How to get there: Take a flight to Surigao City. From the aiport, take a jeep to the public market. Look for Pantalan 2 near the market then from there then take the tricycle going to Mabua. The beach is at least 30 minutes from the airport.
Valugan Boulder Beach, North Batan, Batanes
Though there are stones the size of Lantangan’s and Mabua’s on one side of Valugan, the beach is more known for its boulders – rocks the size of backpacks or bigger. Even during summer, the waves slam incessantly against these rocks, making the beach ideal for sightseeing, but not for swimming.
The rocks from the beach come from Mt. Iraya’s eruption in 400 AD. The Pacific Ocean’s waves polished the rocks over time.
How to get there: Take a flight to Basco, Batanes. Avail of the North Batan tour from tour groups. Or hire a tricycle to take you to Valugan.
Tulaan Beach, Babatngon, Leyte
Tulaan is a beach of gray pebbles, though some are bigger. While the pebbles may all seem the same, if you take a close look you will find that most of them are marbled, each with a different pattern.
The beach is perfect for swimming as it is a cove – in fact, the waters are so still you will think you are in a lake and not near the sea. (READ: IN PHOTOS: 8 PH lakes to add to your travel bucket list)
And, to add to the calm waters is the general quiet of the place, as it is not usually frequented by tourists.
How to get there: Take a flight to Tacloban.
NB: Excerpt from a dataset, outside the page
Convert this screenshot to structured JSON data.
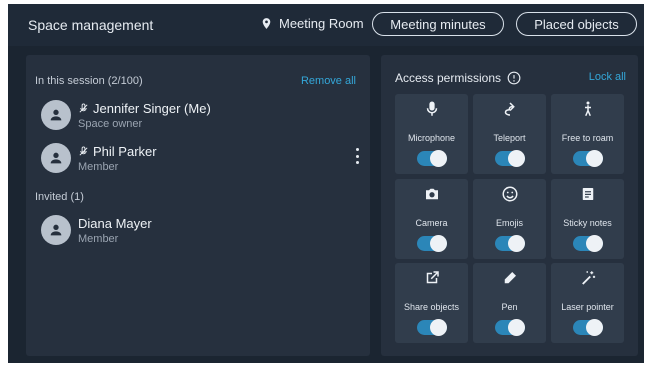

From Tacloban, ride a van to Babatngon. Get off at Babatngon’s town proper and ask a habal-habal (motorbike) driver to take you to Tulaan Beach. Tulaan is around an hour or so from Tacloban.
Can-uba Beach, Jagna, Bohol
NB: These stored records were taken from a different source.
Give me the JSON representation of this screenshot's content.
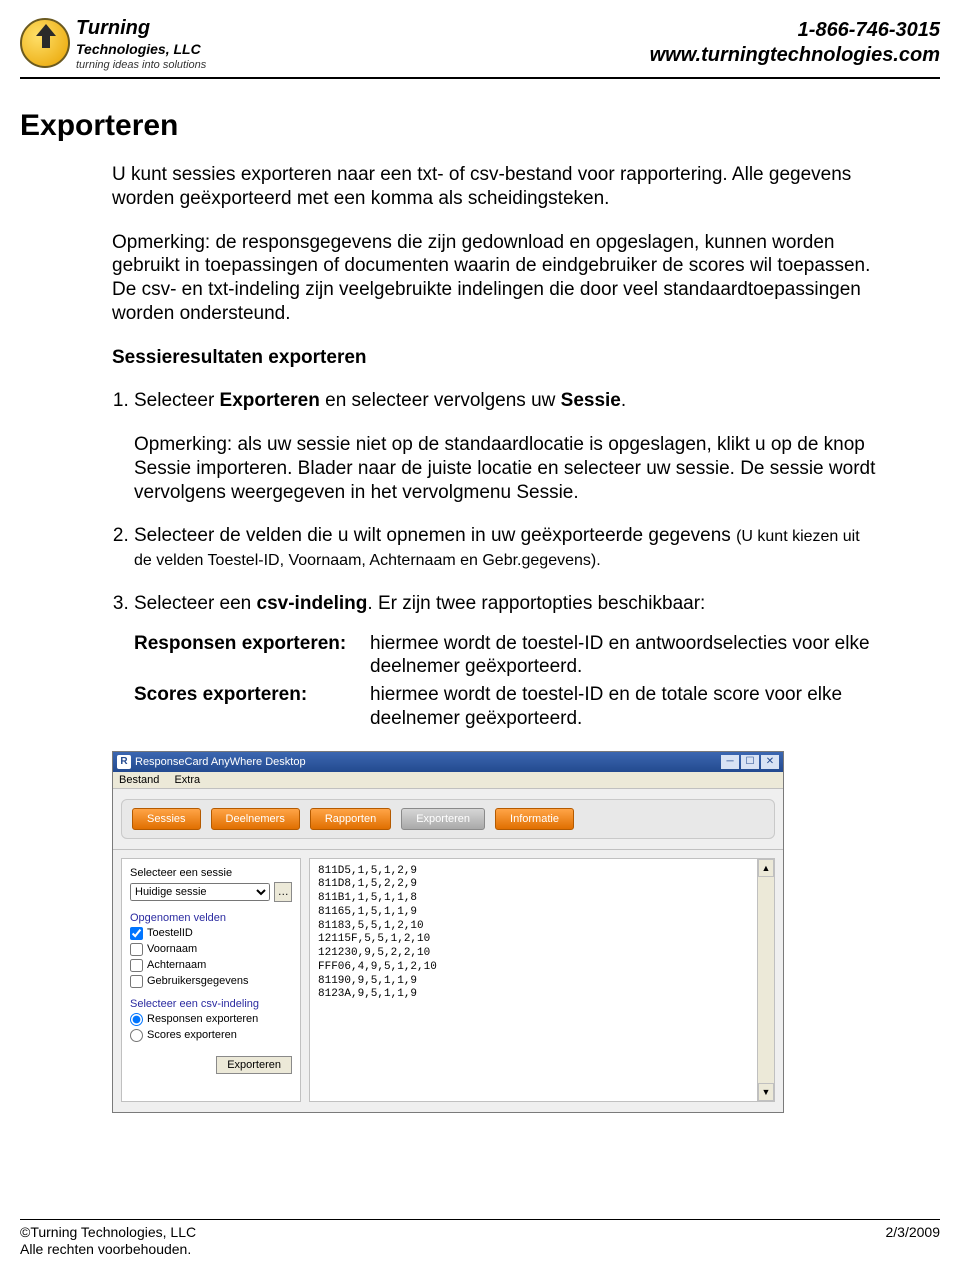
{
  "header": {
    "brand_line1": "Turning",
    "brand_line2": "Technologies, LLC",
    "brand_tagline": "turning ideas into solutions",
    "phone": "1-866-746-3015",
    "url": "www.turningtechnologies.com"
  },
  "title": "Exporteren",
  "intro_p1": "U kunt sessies exporteren naar een txt- of csv-bestand voor rapportering. Alle gegevens worden geëxporteerd met een komma als scheidingsteken.",
  "intro_p2": "Opmerking: de responsgegevens die zijn gedownload en opgeslagen, kunnen worden gebruikt in toepassingen of documenten waarin de eindgebruiker de scores wil toepassen. De csv- en txt-indeling zijn veelgebruikte indelingen die door veel standaardtoepassingen worden ondersteund.",
  "subheading": "Sessieresultaten exporteren",
  "steps": {
    "s1_prefix": "Selecteer ",
    "s1_b1": "Exporteren",
    "s1_mid": " en selecteer vervolgens uw ",
    "s1_b2": "Sessie",
    "s1_suffix": ".",
    "s1_note": "Opmerking: als uw sessie niet op de standaardlocatie is opgeslagen, klikt u op de knop Sessie importeren. Blader naar de juiste locatie en selecteer uw sessie. De sessie wordt vervolgens weergegeven in het vervolgmenu Sessie.",
    "s2_main": "Selecteer de velden die u wilt opnemen in uw geëxporteerde gegevens ",
    "s2_small": "(U kunt kiezen uit de velden Toestel-ID, Voornaam, Achternaam en Gebr.gegevens).",
    "s3_prefix": "Selecteer een ",
    "s3_b": "csv-indeling",
    "s3_suffix": ". Er zijn twee rapportopties beschikbaar:"
  },
  "defs": {
    "label1": "Responsen exporteren:",
    "text1": "hiermee wordt de toestel-ID en antwoordselecties voor elke deelnemer geëxporteerd.",
    "label2": "Scores exporteren:",
    "text2": "hiermee wordt de toestel-ID en de totale score voor elke deelnemer geëxporteerd."
  },
  "app": {
    "window_title": "ResponseCard AnyWhere Desktop",
    "menu": {
      "m1": "Bestand",
      "m2": "Extra"
    },
    "tabs": {
      "t1": "Sessies",
      "t2": "Deelnemers",
      "t3": "Rapporten",
      "t4": "Exporteren",
      "t5": "Informatie"
    },
    "left": {
      "select_session_label": "Selecteer een sessie",
      "session_value": "Huidige sessie",
      "included_fields_label": "Opgenomen velden",
      "cb_toestelid": "ToestelID",
      "cb_voornaam": "Voornaam",
      "cb_achternaam": "Achternaam",
      "cb_gebruikers": "Gebruikersgegevens",
      "csv_label": "Selecteer een csv-indeling",
      "rb_responsen": "Responsen exporteren",
      "rb_scores": "Scores exporteren",
      "export_btn": "Exporteren"
    },
    "output_lines": [
      "811D5,1,5,1,2,9",
      "811D8,1,5,2,2,9",
      "811B1,1,5,1,1,8",
      "81165,1,5,1,1,9",
      "81183,5,5,1,2,10",
      "12115F,5,5,1,2,10",
      "121230,9,5,2,2,10",
      "FFF06,4,9,5,1,2,10",
      "81190,9,5,1,1,9",
      "8123A,9,5,1,1,9"
    ]
  },
  "footer": {
    "copyright": "©Turning Technologies, LLC",
    "rights": "Alle rechten voorbehouden.",
    "date": "2/3/2009"
  }
}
While Tulaan’s beach is mostly gray pebbles, Can-uba Beach has mostly white coral polished by waves. Some black and gray stones also pop out among the white.
Can-uba can get noisy with crowds especially on weekends, so walk to the other end of the beach if you want some quiet.
From Can-uba’s waters, the island of Camiguin, around three hours away by fastcraft, is already visible.
How to get there: Take a flight to Tagbilaran. From Tagbiliran, take a van to Jagna. The van will already pass by Can-uba Beach. Travel time from Tagbilaran is around one hour. You can also take a tricycle from Jagna public market to Can-uba Beach.
In case you are coming from Camiguin, take the fastcraft to Jagna, which will dock at Jagna port, where the public market is. From the market take a tricycle to Can-uba.
Biri, Biri Island, Northern Samar
While the other beaches have rocks and pebbles, Biri has giant, building-tall rocks on flat rock expanses washed by waves. The waters are not really meant for swmming, but you won’t really think it’s a shame as you take in the otherworldly landscape.
Some of the massive rocks can even be climbed for you to savor a view of the sea and the other rocks.
How to get there: Take a flight to Catarman. From Catarman, take a tricycle to the terminal then ride a jeep to Lavezares. Take a boat to Biri town. From Biri town, you can easily ask a motorbike driver to take you to the rock formations.Travel time from the airport is around two hours or more.
Enjoy! – Rappler.com
Claire Madarang is a writer, traveler, and seeker who believes in traveling light, particularly in the inner journey. Her wanderlust takes her to adventures like backpacking for seven weeks and exploring remote islands and bustling cities alike. Follow her adventures, travel tips, and epiphanies at Traveling Light.